◆ DIRECTIONS ◆
Can you reproduce the data beneath, keeping every line exact?

═════ DATA SHOWN

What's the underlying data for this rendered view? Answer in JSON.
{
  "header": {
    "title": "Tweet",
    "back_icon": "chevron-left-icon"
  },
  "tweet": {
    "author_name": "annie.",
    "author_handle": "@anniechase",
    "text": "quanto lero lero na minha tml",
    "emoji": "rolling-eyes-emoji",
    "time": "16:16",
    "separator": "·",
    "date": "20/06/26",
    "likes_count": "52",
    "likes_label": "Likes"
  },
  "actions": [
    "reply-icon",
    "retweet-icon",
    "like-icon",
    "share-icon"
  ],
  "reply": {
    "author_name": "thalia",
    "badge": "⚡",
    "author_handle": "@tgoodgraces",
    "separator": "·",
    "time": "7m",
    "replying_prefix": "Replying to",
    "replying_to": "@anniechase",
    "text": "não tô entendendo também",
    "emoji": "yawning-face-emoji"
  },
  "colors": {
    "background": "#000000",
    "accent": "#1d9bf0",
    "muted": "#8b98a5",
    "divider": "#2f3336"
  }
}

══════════

◆ TASK OUTPUT ◆
What's the underlying data for this rendered view? Answer in JSON.
{
  "header": {
    "title": "Tweet",
    "back_icon": "chevron-left-icon"
  },
  "tweet": {
    "author_name": "annie.",
    "author_handle": "@anniechase",
    "text": "quanto lero lero na minha tml",
    "emoji": "rolling-eyes-emoji",
    "time": "16:16",
    "separator": "·",
    "date": "20/06/26",
    "likes_count": "52",
    "likes_label": "Likes"
  },
  "actions": [
    "reply-icon",
    "retweet-icon",
    "like-icon",
    "share-icon"
  ],
  "reply": {
    "author_name": "thalia",
    "badge": "⚡",
    "author_handle": "@tgoodgraces",
    "separator": "·",
    "time": "7m",
    "replying_prefix": "Replying to",
    "replying_to": "@anniechase",
    "text": "não tô entendendo também",
    "emoji": "yawning-face-emoji"
  },
  "colors": {
    "background": "#000000",
    "accent": "#1d9bf0",
    "muted": "#8b98a5",
    "divider": "#2f3336"
  }
}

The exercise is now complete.